We’re experiencing chronic stress
Joe Salinas, a sensory neurologist and assistant professor of neurology at NYU Langone, said the constant influx of stress is also impacting our ability to think clearly and critically.
We’ve now been battling high levels of persistent stress for months. Salina said when stress becomes chronic — and we’re unable to give our bodies and minds a break — it can take a serious toll on our blood vessels, heart and brain, and increase our risk for cognitive impairment.
Usually, the brain calms down and decompresses in between stressors, but stressors are currently coming in such rapid succession that our brains don’t have time to recover, Benton explained.
“After some time, the hippocampus [the part of the brain involved with memory and learning] stops functioning efficiently. As a result, we find it difficult to take in information and recall information,” Benton said. This hurts our memory, concentration and critical thinking skills. No wonder we’re feeling so loopy and out of it.
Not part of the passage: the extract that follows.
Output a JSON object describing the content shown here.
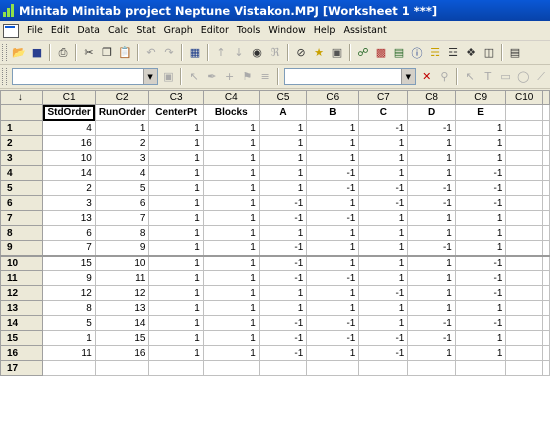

According to Salines, our circumstances are changing more suddenly and at a larger scale than any other point in our lifetime. Our brain is on guard for the next problem.
“Our brain has likely shifted its focus from creativity and long-term thinking to the day-to-day urgency of survival, protection and anticipation of the next relevant threat, using these pain-related signals and emotions,” Salinas said.
How to boost your brain power
Being isolated and stagnant for an extended period of time is not conducive to our health, Noulas said. The longer the limitations and restrictions on our lives persist, the more prone people will become to distress, sadness, emotional numbness — and brain fog. Human beings are meant to be active.
If you’re still doing most of your activities from home, Noulas recommended creating a schedule and routine to help combat the stagnation.
“Wherever you are, creating an active routine is key to combatting brain fog,” she said. “When you’re stuck at home, you have to find ways to stimulate your mind and get those creative juices flowing.”
Also: exercise (walk, jog, run, lift weights — anything to get your body moving). “I can’t emphasize enough how much of a significant difference this makes for our overall health,” Noulas said.
She also recommended doing puzzles and playing games to keep your mind sharp. “The brain is a muscle that needs to be exercised just like our body,” Noulas said.
Talk to friends and family virtually, cook and bake, get into gardening. Give your brain the challenges it craves, and give it time to rest. Pay attention to your brain, and to how you’re feeling.
“Do what you need to do so you can get your brain back to being able to focus, function, and rest at its best,” Salinas said.